So to answer the original question, yes, I do eat wheat, but I’m very picky. I only eat sprouted whole grain breads because the sprouting process breaks down the phytic acid (which blocks absorption of certain nutrients), and increases the digestibility of the grain. If you have a slight sensitivity to wheat you may find, as I have, that sprouted whole grains are much easier to digest and don’t leave you feeling like a giant fog monster blew over your face.
Now that you’ve decided to cut out wheat, why not treat yourself to an indulgent spring brunch of crepes?

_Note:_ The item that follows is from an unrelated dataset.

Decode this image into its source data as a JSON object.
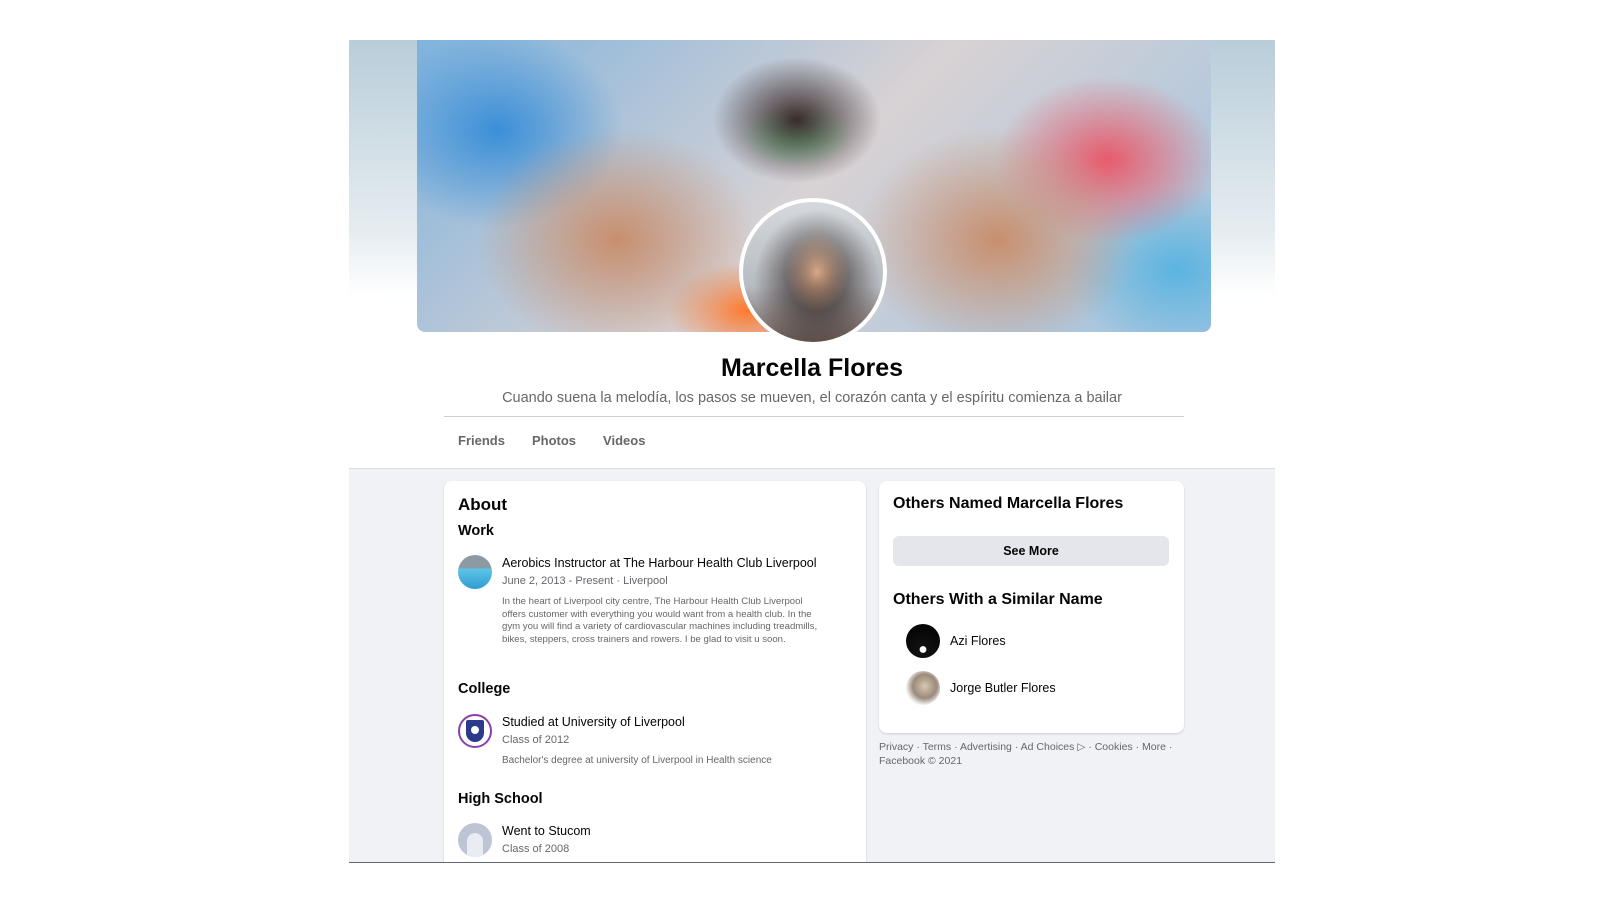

Yup, that’s right, you can still eat crepes without ingesting a single kernel of wheat, dairy or sugar. Hooray for the happy coupling of health and deliciousness!
For the crepes:
1 1/2 cups water
1/3 cup cold pressed extra virgin olive oil
1 tsp sea salt + fresh black pepper to taste
1 1/2 cups chickpea (garbanzo) flour
1 T dried italian seasoning or 2 T chopped fresh herbs
For the filling:
1 block extra firm, preferably locally made, tofu, crumbled by hand
1/2 yellow onion, diced
2 cups diced button or cremini mushrooms
1/2 bunch of collard greens, kale or leafy green of choice, stems removed and shredded into small pieces
1/2 red pepper, diced
Small handful of cilantro, chopped
Dash of the following: garlic powder, turmeric, paprika & cumin
1-2 T apple cider vinegar
1 T tamari
Small handful of nutritional yeast
Fresh pepper to taste
In a mixing bowl, combine crepe ingredients and whisk until emulsified. The mixture should be slightly thinner in consistency than pancake batter. Set aside. In a large cast iron pan or saute pan, heat oil over a medium flame. Add onions and tofu and allow to cook, untouched, for 4 minutes. Flip and add collards, peppers, and mushrooms. Add a few shakes of turmeric, paprika, cumin and garlic powder. Deglaze with apple cider vinegar and tamari. Stir and incorporate scramble, then top with cilantro and nutritional yeast. In a crepe pan, heat a little refined coconut oil over a medium flame. Ladle about 1/2 cup of batter into the center of the pan and tilt to spread into a thin circle. Cook until golden brown on the bottom, about 3 minutes or so, then flip and brown on the other side. Set aside on a plate and cover while you finish with the rest of the batter, adding coconut oil as needed. To serve, cover half of each crepe with filling and fold it closed. Top with hot sauce if desired. Makes enough for 4 unicorns with wheat bellies.